Rain made him move to the narrow ledge.

 Almost immediately it began to rain.  The ladies moved some of the materials inside . . . 

 . . . while the technician continued working outside under a big tree. 

Technician with our driver Soloman

Soon the first one was completed.  I was very glad the technician had come with us.  He knew what he was doing -- we would have had to guess.  Both of these ladies will now have a way to be self-sustaining - rent, food, supplies.

I bought a machine for myself  - a new old-style treadle Singer.  Perfect for Uganda where electricity is never a “given”.    
I hope to start making clothes for little ones.  Lynn met a lady this week who had a 3-day old baby.  No clothes, and no way to buy any.  The person she was staying with had just died and there was no other place for her to go.  This is not an unusual case so I want to make some baby things to have ready for the next one.
My first project is to get some patterns from home.  Here everyone that sews, tailors.  They are taught to sew without patterns.  (I think this is much better but I can’t do it). Some friends are bringing me patterns in March.   I hope to soon be treadling away making some cute clothes.


  1. Could you please let me know where the sewing machines were purchased and their cost? We are in the U.S. and thought about shipping sewing machines but the cost was too much.
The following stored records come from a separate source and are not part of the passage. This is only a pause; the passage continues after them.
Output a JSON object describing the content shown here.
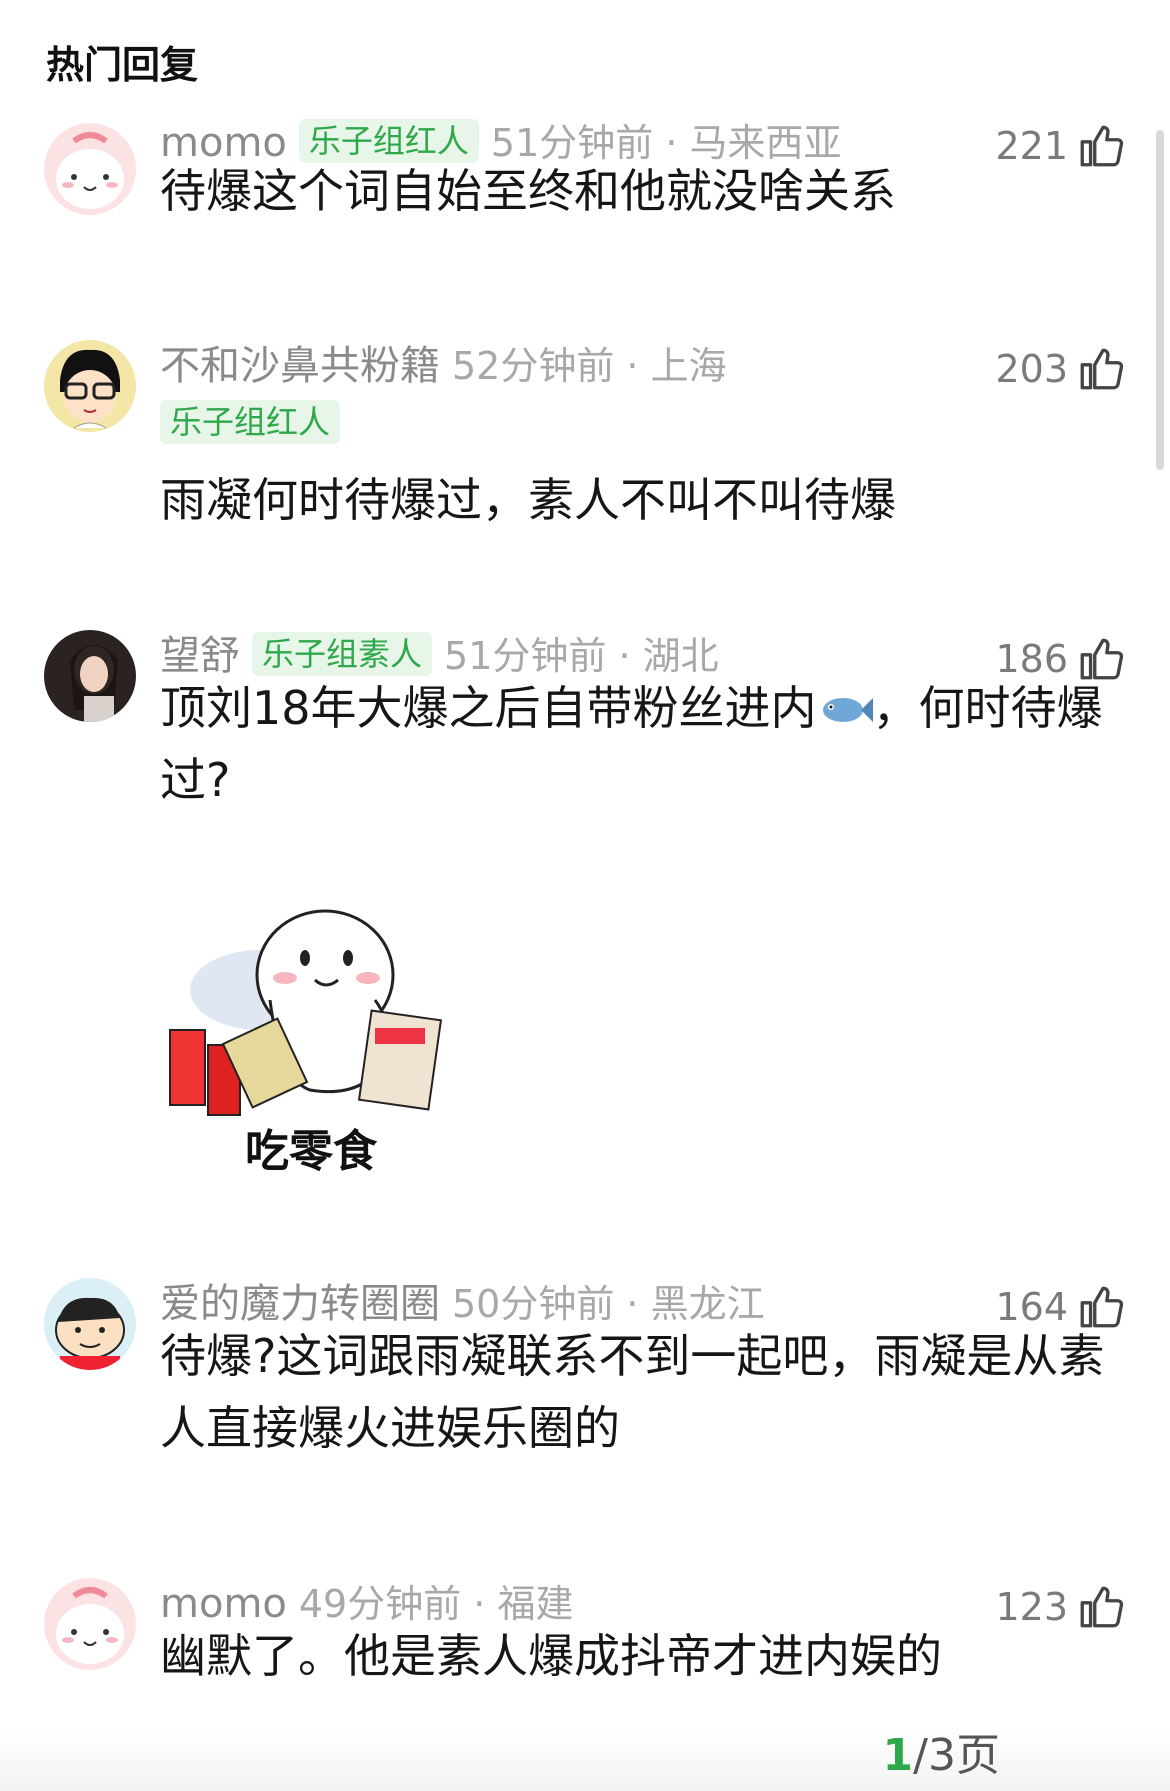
{
  "section_title": "热门回复",
  "comments": [
    {
      "username": "momo",
      "badge": "乐子组红人",
      "time_location": "51分钟前 · 马来西亚",
      "likes": "221",
      "text": "待爆这个词自始至终和他就没啥关系"
    },
    {
      "username": "不和沙鼻共粉籍",
      "badge": "乐子组红人",
      "time_location": "52分钟前 · 上海",
      "likes": "203",
      "text": "雨凝何时待爆过，素人不叫不叫待爆"
    },
    {
      "username": "望舒",
      "badge": "乐子组素人",
      "time_location": "51分钟前 · 湖北",
      "likes": "186",
      "text_part1": "顶刘18年大爆之后自带粉丝进内",
      "emoji_name": "fish-emoji",
      "text_part2": "，何时待爆过?",
      "sticker_caption": "吃零食"
    },
    {
      "username": "爱的魔力转圈圈",
      "time_location": "50分钟前 · 黑龙江",
      "likes": "164",
      "text": "待爆?这词跟雨凝联系不到一起吧，雨凝是从素人直接爆火进娱乐圈的"
    },
    {
      "username": "momo",
      "time_location": "49分钟前 · 福建",
      "likes": "123",
      "text": "幽默了。他是素人爆成抖帝才进内娱的"
    }
  ],
  "pager": {
    "current": "1",
    "rest": "/3页"
  },
  "colors": {
    "badge_bg": "#e7f6e8",
    "badge_text": "#2ea84a"
  },
  "icons": {
    "like": "thumbs-up-icon"
  }
}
The machines will be used in Kampala.

    1. We are also going to Kumpala December 2015 and would like to purchase treadle sewing machines could you give me the name of the store in downtown Kumpala where you purchased yours thank you
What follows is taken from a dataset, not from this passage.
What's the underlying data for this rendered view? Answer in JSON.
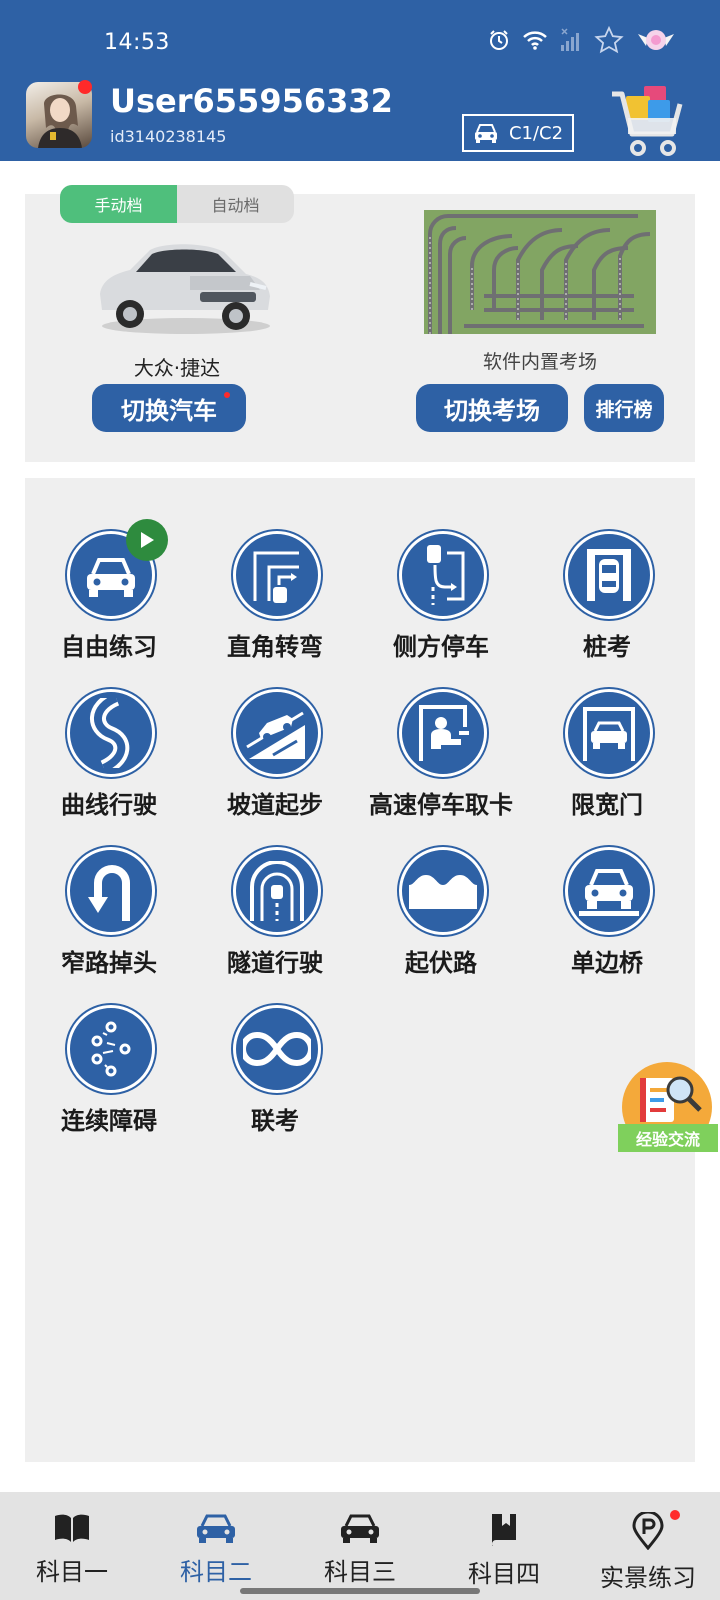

  2. Same question, where to buy the machines and what is the cost?

  3. Hi, I live in Germany. I'm working with a Mothers of preschoolers (MOPS) group in Kampala. They are a group of 20 teen moms. We want to send 3 of the women to tailoring school starting in May 2017. Were did you buy these machines? We hope to buy 3 machines for our MOPS group. As our 3 students learn to sew, we hope they can teach the others to sew. Maybe you could help them too if you still live in Kampala. MOPS is a christian group that tries to reach both christian and non christian moms. ja.heymann@t-online.de Thank you